(DATA)
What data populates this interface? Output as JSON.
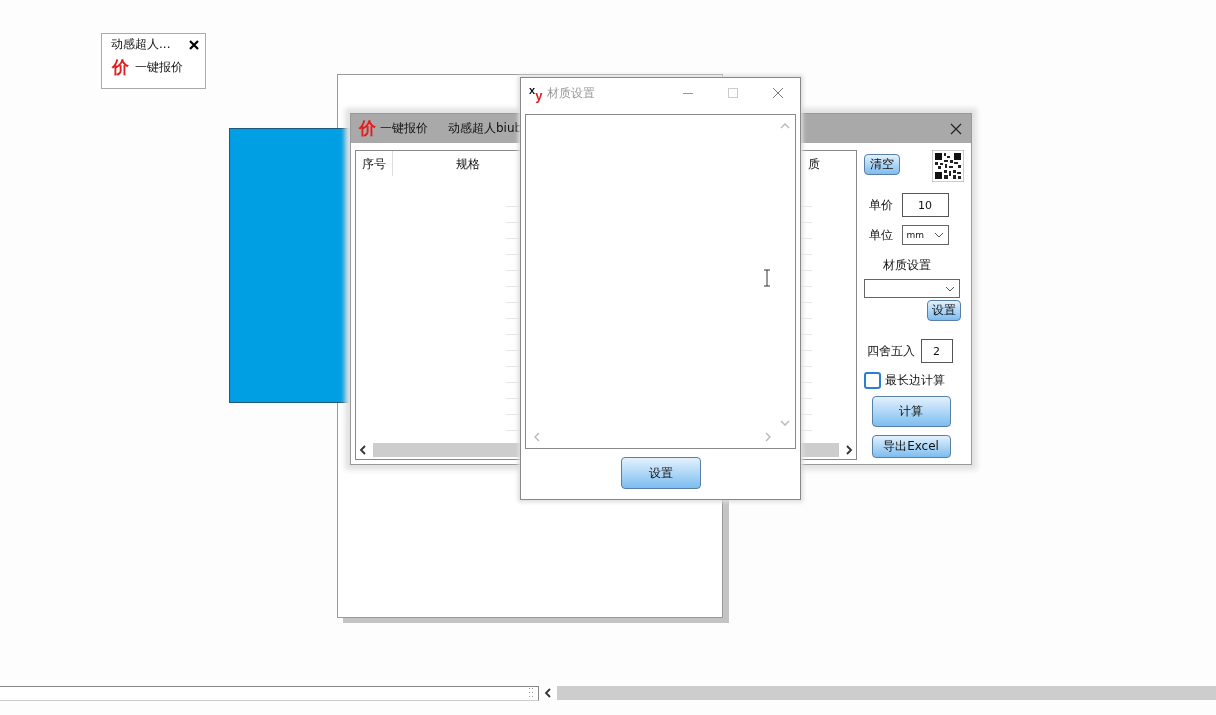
{
  "palette": {
    "title": "动感超人...",
    "icon_text": "价",
    "label": "一键报价"
  },
  "main_window": {
    "icon_text": "价",
    "title": "一键报价",
    "subtitle": "动感超人biub",
    "table": {
      "columns": [
        "序号",
        "规格",
        "质"
      ]
    },
    "clear_button": "清空",
    "unit_price": {
      "label": "单价",
      "value": "10"
    },
    "unit": {
      "label": "单位",
      "value": "mm"
    },
    "material": {
      "label": "材质设置",
      "button": "设置"
    },
    "rounding": {
      "label": "四舍五入",
      "value": "2"
    },
    "longest_edge": {
      "label": "最长边计算",
      "checked": false
    },
    "calculate_button": "计算",
    "export_button": "导出Excel"
  },
  "dialog": {
    "logo": [
      "x",
      "y"
    ],
    "title": "材质设置",
    "button": "设置"
  }
}
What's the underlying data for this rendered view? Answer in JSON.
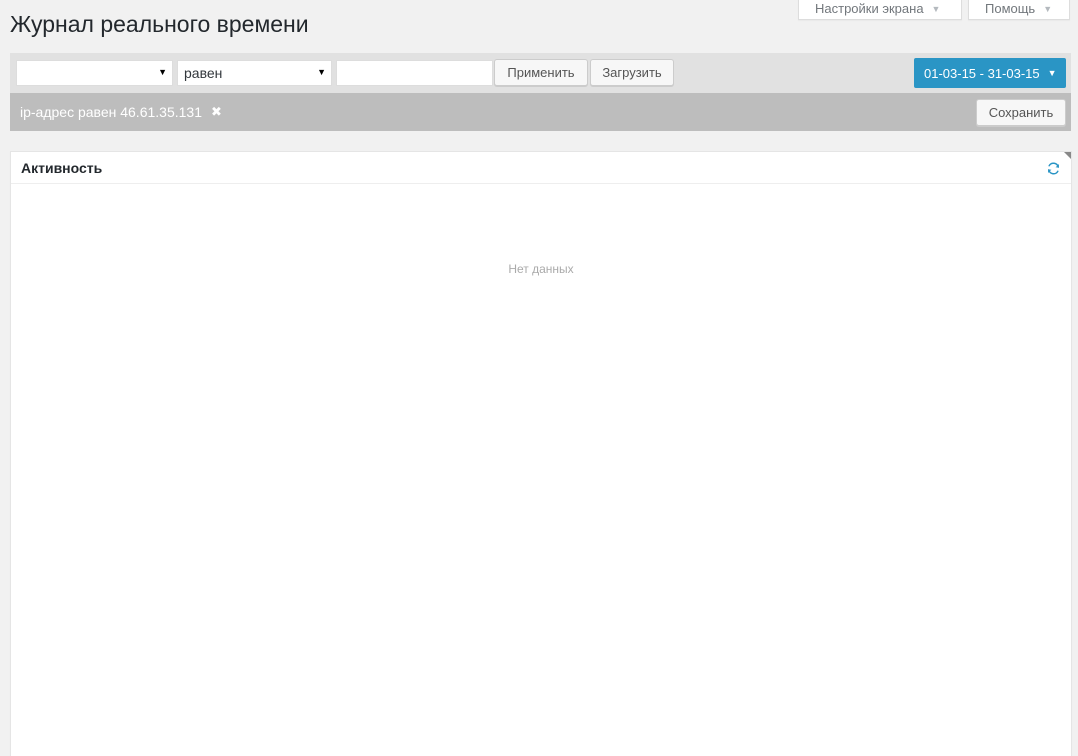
{
  "page": {
    "title": "Журнал реального времени"
  },
  "screen_meta": {
    "screen_options_label": "Настройки экрана",
    "help_label": "Помощь"
  },
  "filter_bar": {
    "field_select_value": "",
    "operator_select_value": "равен",
    "value_input": "",
    "apply_label": "Применить",
    "load_label": "Загрузить",
    "date_range": "01-03-15 - 31-03-15"
  },
  "active_filter": {
    "text": "ip-адрес равен 46.61.35.131",
    "save_label": "Сохранить"
  },
  "activity_panel": {
    "title": "Активность",
    "empty_text": "Нет данных"
  },
  "colors": {
    "accent": "#2a95c5",
    "filter_bar_bg": "#e1e1e1",
    "active_filter_bg": "#bdbdbd",
    "page_bg": "#f1f1f1"
  },
  "icons": {
    "screen_options_arrow": "triangle-down-icon",
    "help_arrow": "triangle-down-icon",
    "select_caret": "caret-down-icon",
    "date_caret": "caret-down-icon",
    "remove_filter": "close-icon",
    "refresh": "refresh-icon"
  }
}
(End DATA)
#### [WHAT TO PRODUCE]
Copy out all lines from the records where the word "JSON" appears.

#### [ANSWER]
What data populates this interface? Output as JSON.
What's the underlying data for this rendered view? Answer in JSON.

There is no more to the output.